### The problem
Only the lines with "image" in the entries below belong in the answer; please copy them.
---- Provided material
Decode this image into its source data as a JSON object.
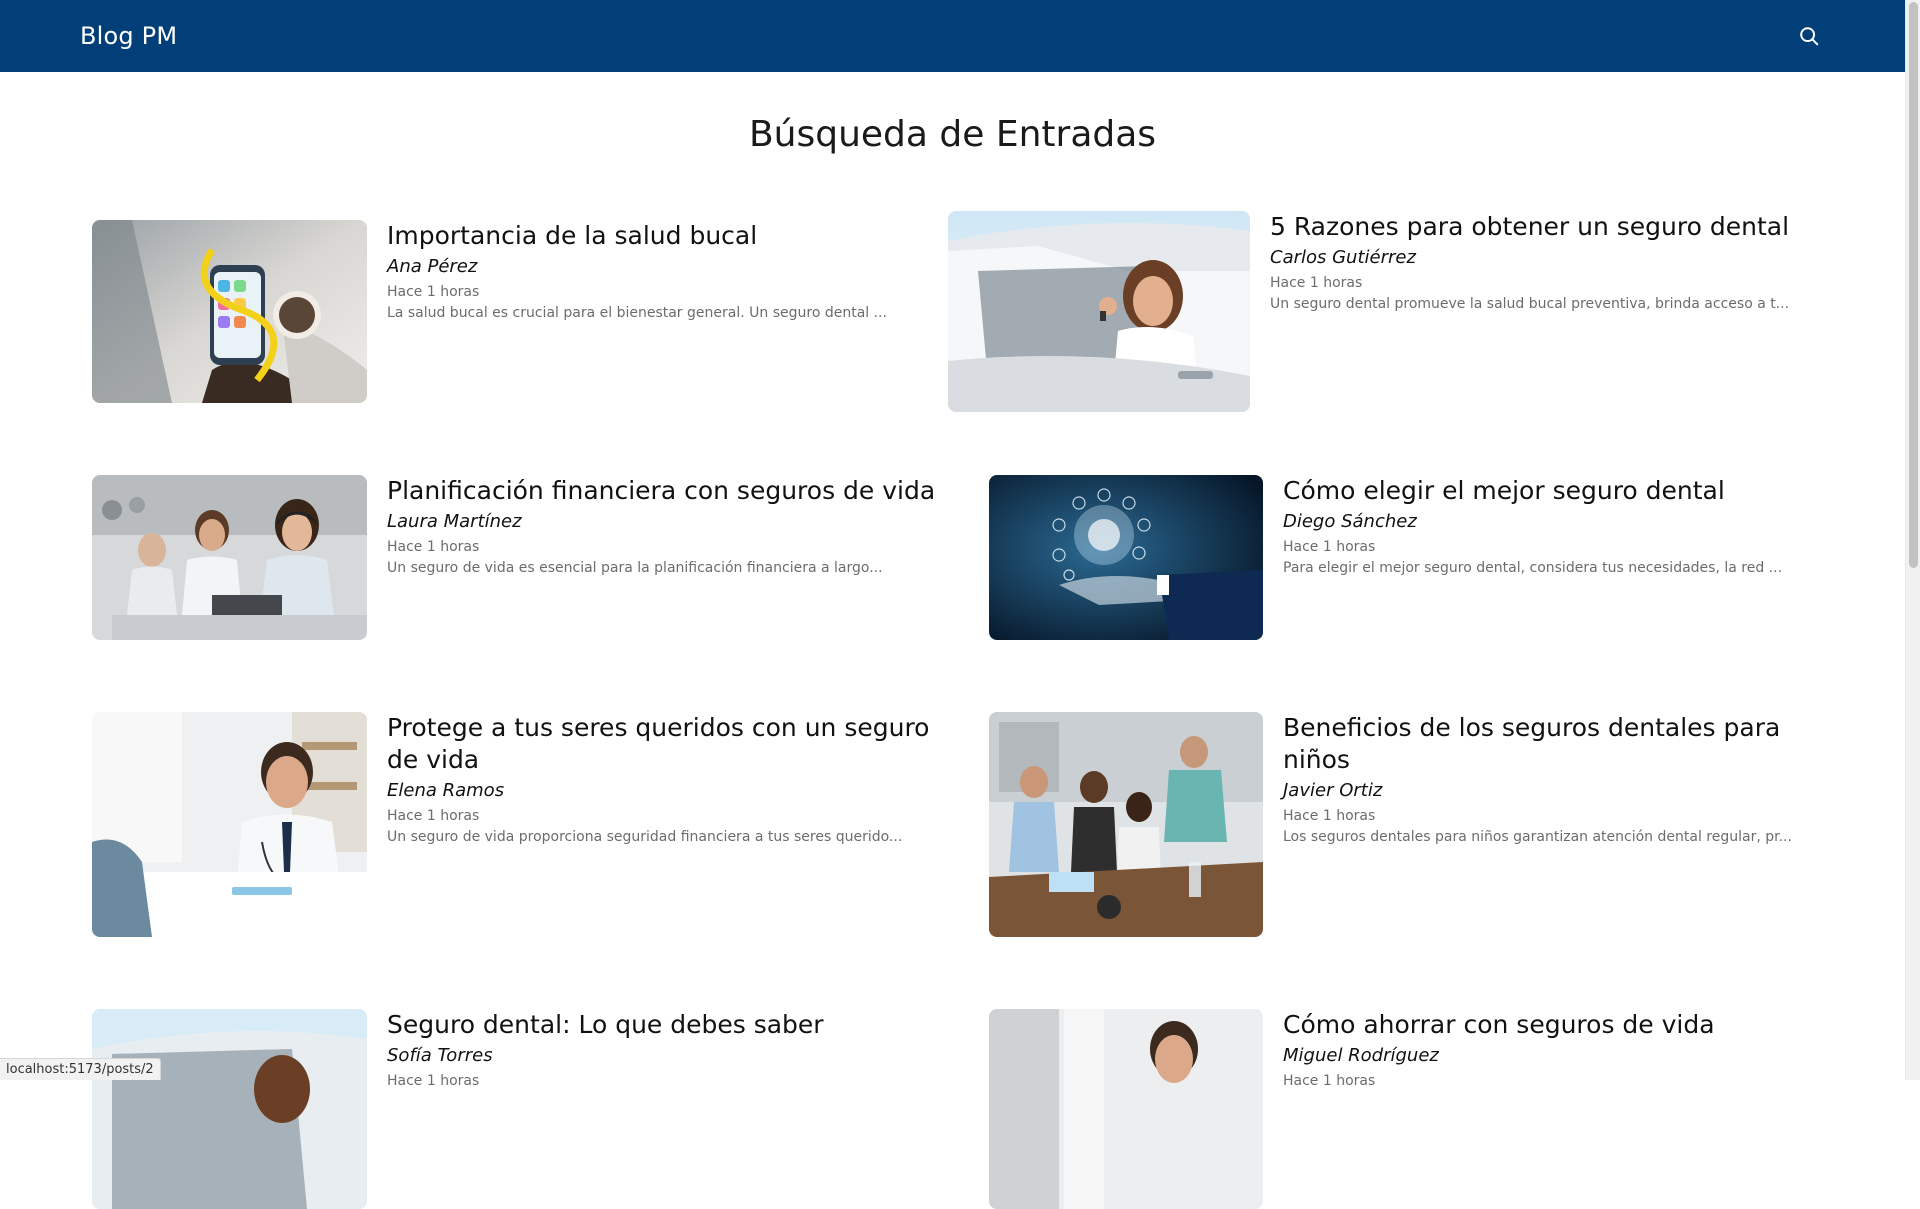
{
  "navbar": {
    "brand": "Blog PM",
    "search_icon": "search-icon",
    "background": "#023f79"
  },
  "page": {
    "title": "Búsqueda de Entradas"
  },
  "posts": [
    {
      "title": "Importancia de la salud bucal",
      "author": "Ana Pérez",
      "time": "Hace 1 horas",
      "excerpt": "La salud bucal es crucial para el bienestar general. Un seguro dental ...",
      "image": "phone-with-app-icons-photo"
    },
    {
      "title": "5 Razones para obtener un seguro dental",
      "author": "Carlos Gutiérrez",
      "time": "Hace 1 horas",
      "excerpt": "Un seguro dental promueve la salud bucal preventiva, brinda acceso a t...",
      "image": "woman-in-car-with-keys-photo"
    },
    {
      "title": "Planificación financiera con seguros de vida",
      "author": "Laura Martínez",
      "time": "Hace 1 horas",
      "excerpt": "Un seguro de vida es esencial para la planificación financiera a largo...",
      "image": "call-center-agents-photo"
    },
    {
      "title": "Cómo elegir el mejor seguro dental",
      "author": "Diego Sánchez",
      "time": "Hace 1 horas",
      "excerpt": "Para elegir el mejor seguro dental, considera tus necesidades, la red ...",
      "image": "hand-with-digital-icons-photo"
    },
    {
      "title": "Protege a tus seres queridos con un seguro de vida",
      "author": "Elena Ramos",
      "time": "Hace 1 horas",
      "excerpt": "Un seguro de vida proporciona seguridad financiera a tus seres querido...",
      "image": "doctor-consultation-photo"
    },
    {
      "title": "Beneficios de los seguros dentales para niños",
      "author": "Javier Ortiz",
      "time": "Hace 1 horas",
      "excerpt": "Los seguros dentales para niños garantizan atención dental regular, pr...",
      "image": "team-meeting-photo"
    },
    {
      "title": "Seguro dental: Lo que debes saber",
      "author": "Sofía Torres",
      "time": "Hace 1 horas",
      "excerpt": "",
      "image": "woman-in-car-photo"
    },
    {
      "title": "Cómo ahorrar con seguros de vida",
      "author": "Miguel Rodríguez",
      "time": "Hace 1 horas",
      "excerpt": "",
      "image": "doctor-photo"
    }
  ],
  "status_bar": {
    "url": "localhost:5173/posts/2"
  }
}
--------
### Completed task
Decode this image into its source data as a JSON object.
      "image": "phone-with-app-icons-photo"
      "image": "woman-in-car-with-keys-photo"
      "image": "call-center-agents-photo"
      "image": "hand-with-digital-icons-photo"
      "image": "doctor-consultation-photo"
      "image": "team-meeting-photo"
      "image": "woman-in-car-photo"
      "image": "doctor-photo"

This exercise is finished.